**What is expected:** When you reach the line below that has "Parse this screenshot: output", start returning lines exactly, and stop after the line that has "Enumerate this screenshot's"; skip the pictures.

━━━━━ Provided data ━━━━━

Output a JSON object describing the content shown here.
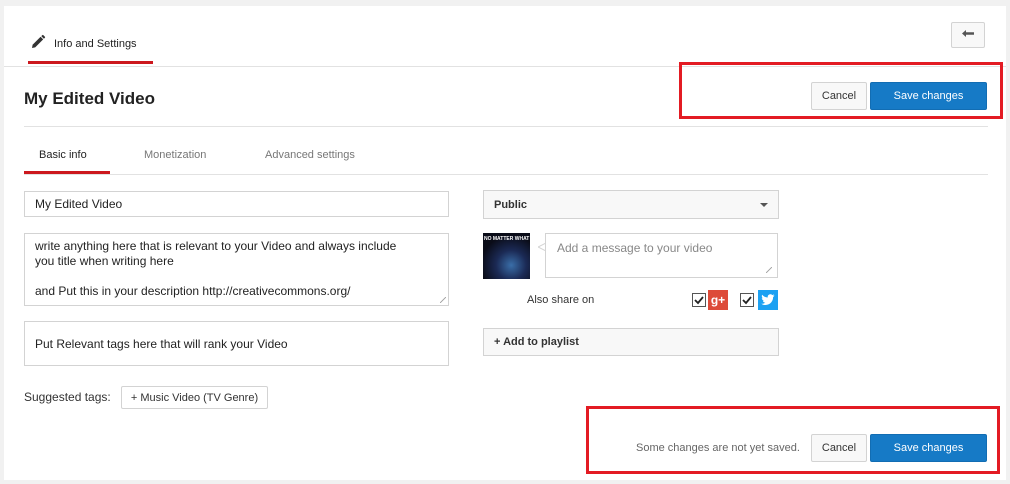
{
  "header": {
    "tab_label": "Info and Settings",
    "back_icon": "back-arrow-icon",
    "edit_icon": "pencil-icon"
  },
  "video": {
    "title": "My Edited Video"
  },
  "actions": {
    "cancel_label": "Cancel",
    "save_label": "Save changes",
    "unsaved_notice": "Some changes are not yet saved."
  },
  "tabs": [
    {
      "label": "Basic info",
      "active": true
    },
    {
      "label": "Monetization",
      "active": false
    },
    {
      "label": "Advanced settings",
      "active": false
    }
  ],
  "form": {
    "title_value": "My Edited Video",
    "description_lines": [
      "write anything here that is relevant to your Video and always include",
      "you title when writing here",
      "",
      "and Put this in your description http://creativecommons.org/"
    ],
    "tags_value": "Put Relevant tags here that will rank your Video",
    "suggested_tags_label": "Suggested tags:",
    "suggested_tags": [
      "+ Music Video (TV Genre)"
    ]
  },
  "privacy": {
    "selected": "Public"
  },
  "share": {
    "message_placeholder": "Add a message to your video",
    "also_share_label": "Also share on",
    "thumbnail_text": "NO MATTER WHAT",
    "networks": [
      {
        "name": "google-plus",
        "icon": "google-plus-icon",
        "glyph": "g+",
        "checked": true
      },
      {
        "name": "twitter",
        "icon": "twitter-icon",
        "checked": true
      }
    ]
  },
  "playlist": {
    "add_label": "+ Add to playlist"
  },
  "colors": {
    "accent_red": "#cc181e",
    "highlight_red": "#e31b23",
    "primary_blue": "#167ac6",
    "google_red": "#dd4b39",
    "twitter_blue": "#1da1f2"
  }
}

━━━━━
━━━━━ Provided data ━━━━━

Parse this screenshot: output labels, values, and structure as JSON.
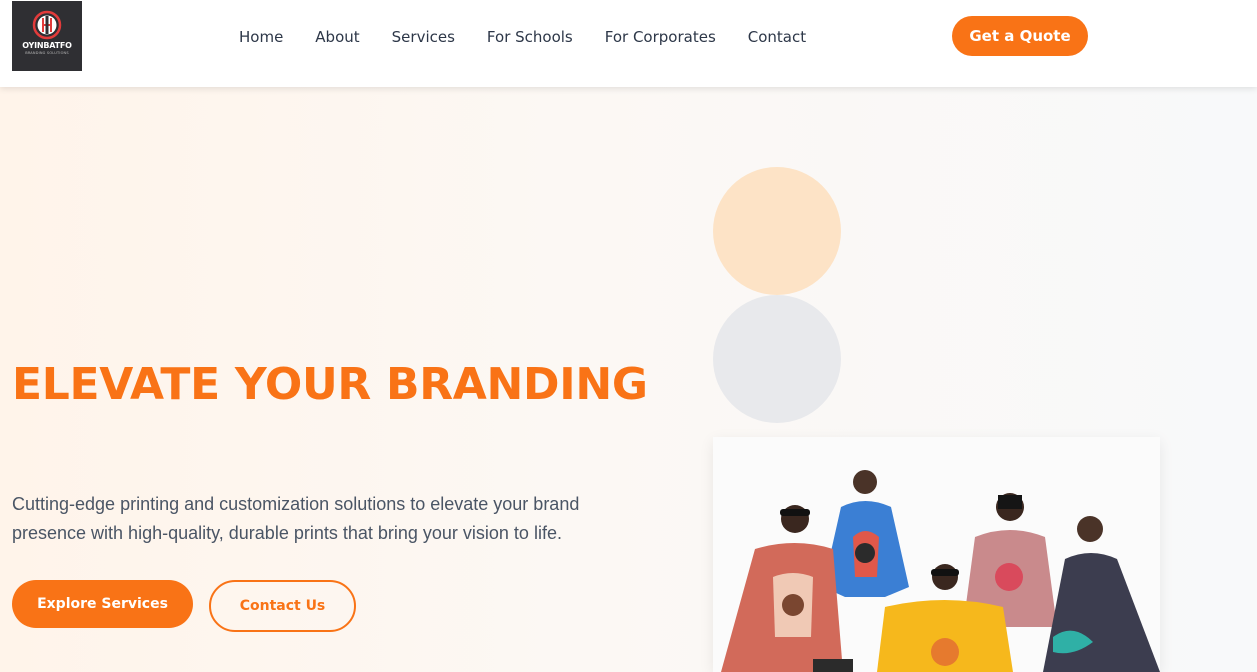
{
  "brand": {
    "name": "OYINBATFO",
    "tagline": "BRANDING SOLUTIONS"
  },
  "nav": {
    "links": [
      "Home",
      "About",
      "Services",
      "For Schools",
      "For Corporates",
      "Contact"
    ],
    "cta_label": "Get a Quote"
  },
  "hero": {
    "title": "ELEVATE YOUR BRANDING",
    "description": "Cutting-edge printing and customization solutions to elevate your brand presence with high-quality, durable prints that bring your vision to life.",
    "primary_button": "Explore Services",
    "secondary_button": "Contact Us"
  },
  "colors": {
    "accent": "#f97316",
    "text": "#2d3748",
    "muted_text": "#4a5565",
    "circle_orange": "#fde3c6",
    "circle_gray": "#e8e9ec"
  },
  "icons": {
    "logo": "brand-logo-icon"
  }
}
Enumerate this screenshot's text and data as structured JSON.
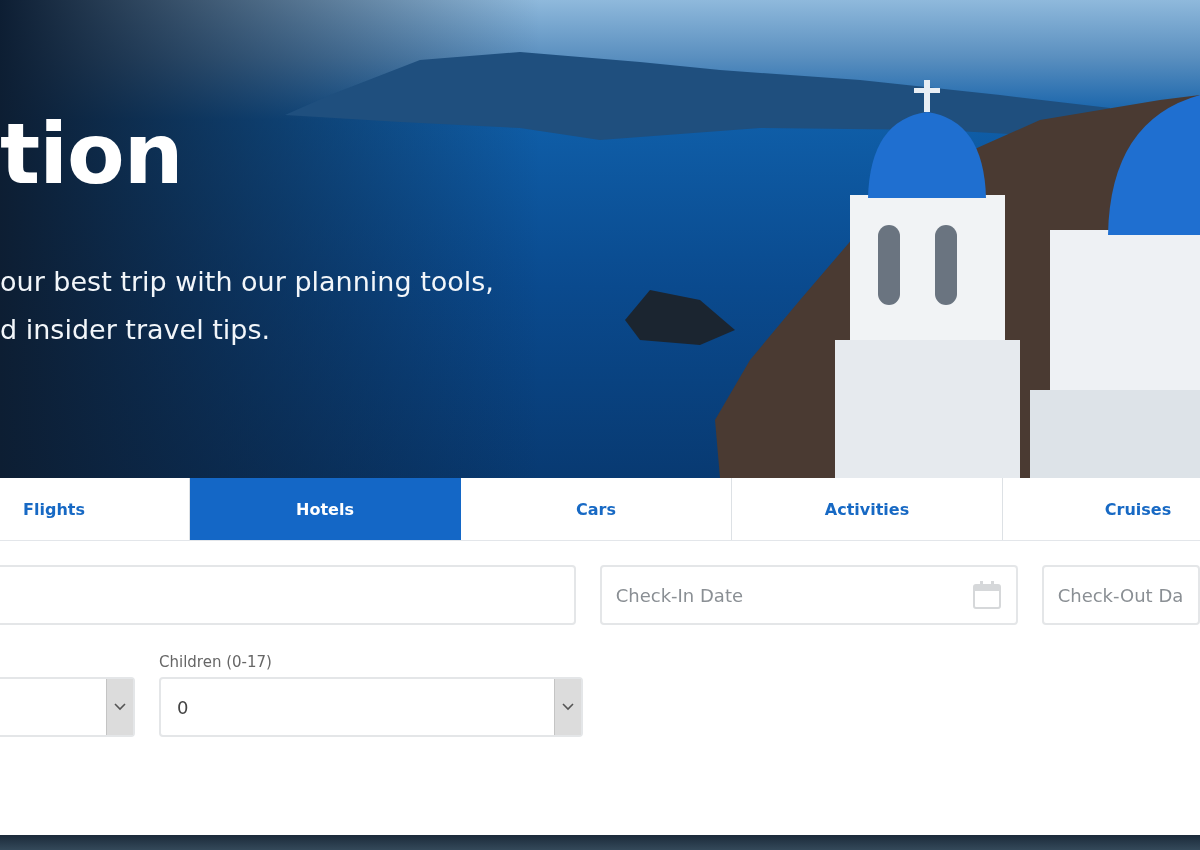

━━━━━

**Exercise answer:**
Parse this screenshot: output labels, values, and structure as JSON.
{
  "brand": {
    "name": "OYINBATFO",
    "tagline": "BRANDING SOLUTIONS"
  },
  "nav": {
    "links": [
      "Home",
      "About",
      "Services",
      "For Schools",
      "For Corporates",
      "Contact"
    ],
    "cta_label": "Get a Quote"
  },
  "hero": {
    "title": "ELEVATE YOUR BRANDING",
    "description": "Cutting-edge printing and customization solutions to elevate your brand presence with high-quality, durable prints that bring your vision to life.",
    "primary_button": "Explore Services",
    "secondary_button": "Contact Us"
  },
  "colors": {
    "accent": "#f97316",
    "text": "#2d3748",
    "muted_text": "#4a5565",
    "circle_orange": "#fde3c6",
    "circle_gray": "#e8e9ec"
  },
  "icons": {
    "logo": "brand-logo-icon"
  }
}
Enumerate this screenshot's text and data as structured JSON.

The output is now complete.